It is clear that there is a message about greed and taking more than you need. Jasper does not need all the carrots he takes, but he takes them anyway. As the reader sees the fear and terror that Jasper goes through, they see that not even his father can help put his mind at ease. The only thing that brings Jasper peace is when he decides to build a fence to keep the carrots out. In the end, however, unbeknownst to Jasper, the carrots celebrate their scheme all along – to keep Jasper out of the carrot patch. This marriage of greed and horror is common and can help young readers understand how to can be used. In fact, later in life, readers may re-discover this trope in works such as A Christmas Carol.
Creepy Carrots is a spooky tale with what might be considered a happy ending. Brown sets the tone of this piece as one might a 1950s horror movie – black and white. His use of color, reserved only for the carrots, heighten the tension and suspense. Reynolds creates a setting in Crackenhopper Field, where Jasper Rabbit takes all the carrots he needs, and wants. In this way, it is a type of cautionary tale for taking more than you need. In addition, Reynolds writes in an easy to understand way and also uses patterns which is of extraordinary importance for emerging readers. This book is recommended for libraries, public and school, that serve young readers.
Lukehart, W. (2012). Creepy Carrots! School Library Journal, 58(7), 62–63.
Reynolds, A. & Brown, P. (2012). Creepy carrots! Simon & Schuster Books for Young Readers.

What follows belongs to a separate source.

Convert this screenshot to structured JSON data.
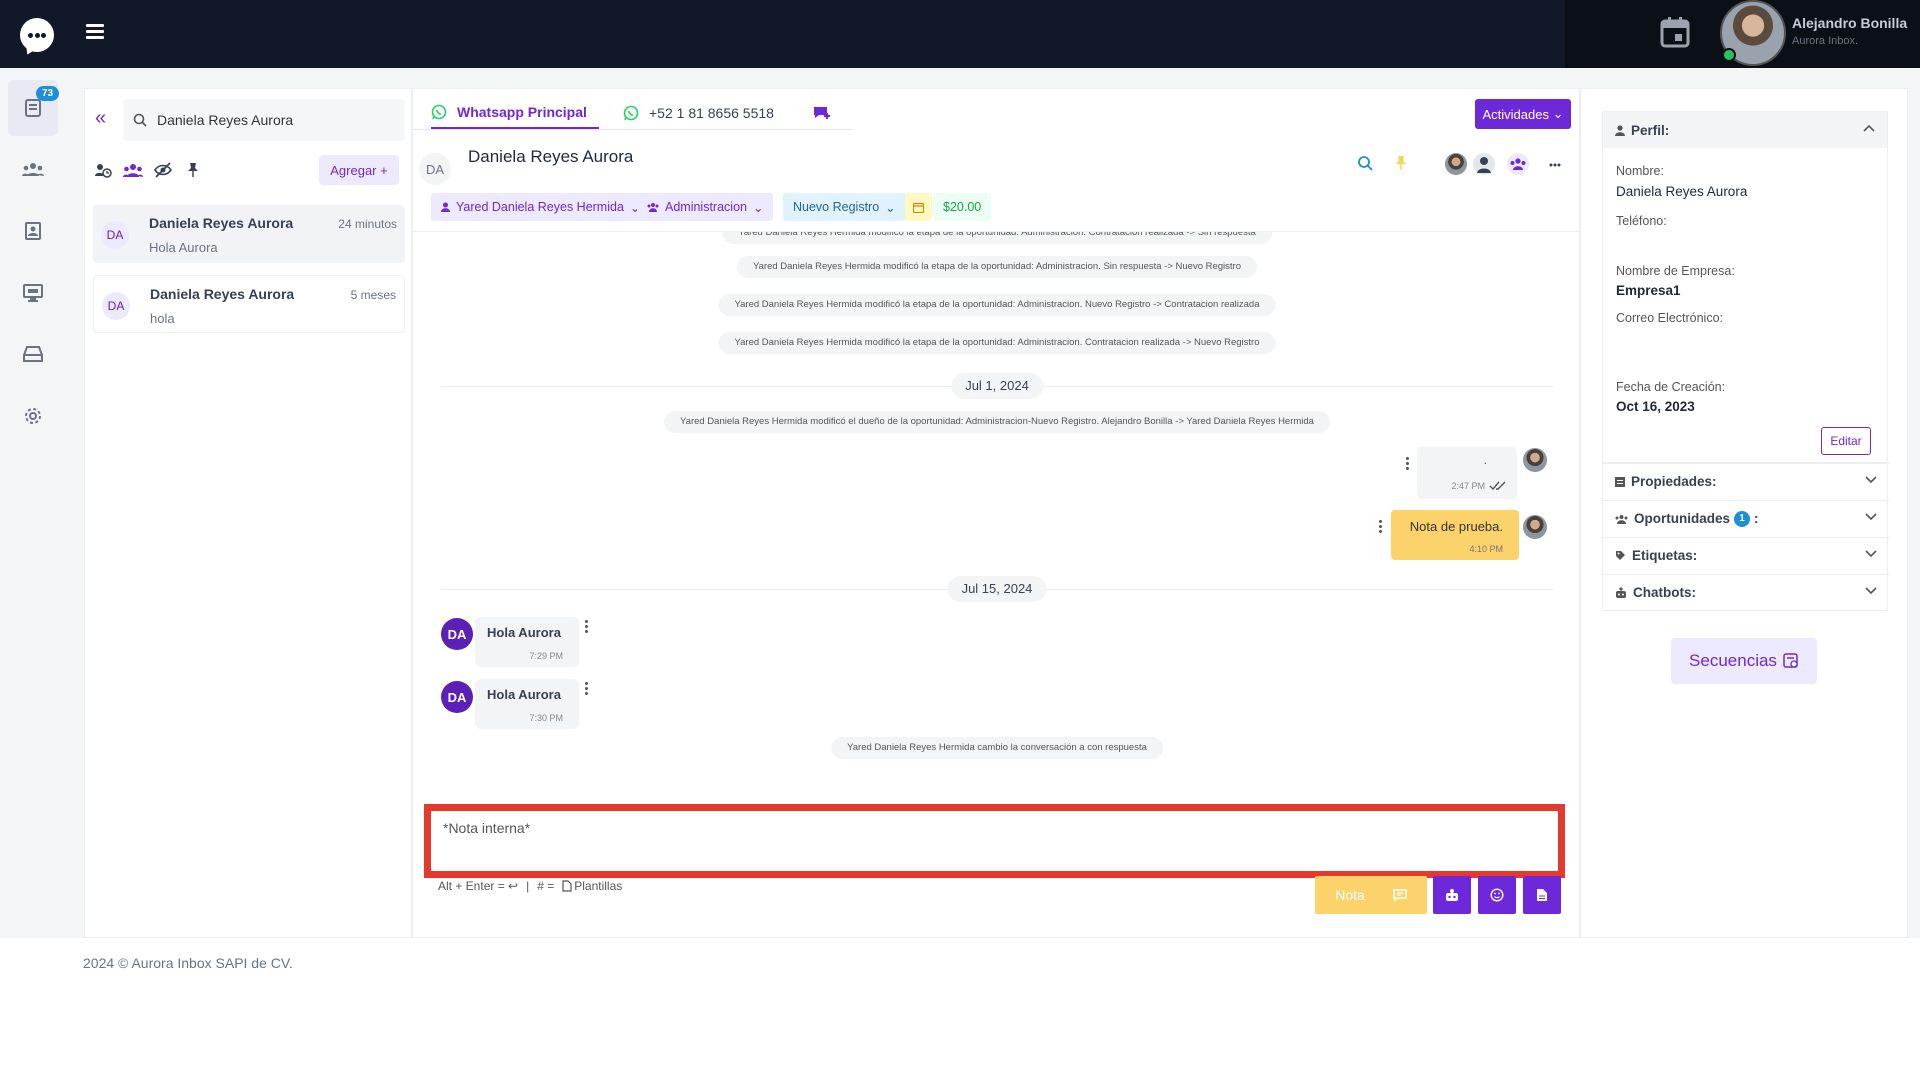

Young, T.A., Bryan, G., Jacobs, J.S., Tunnell, M. O. (2020). Children’s literature, briefly. Pearson Education, Inc.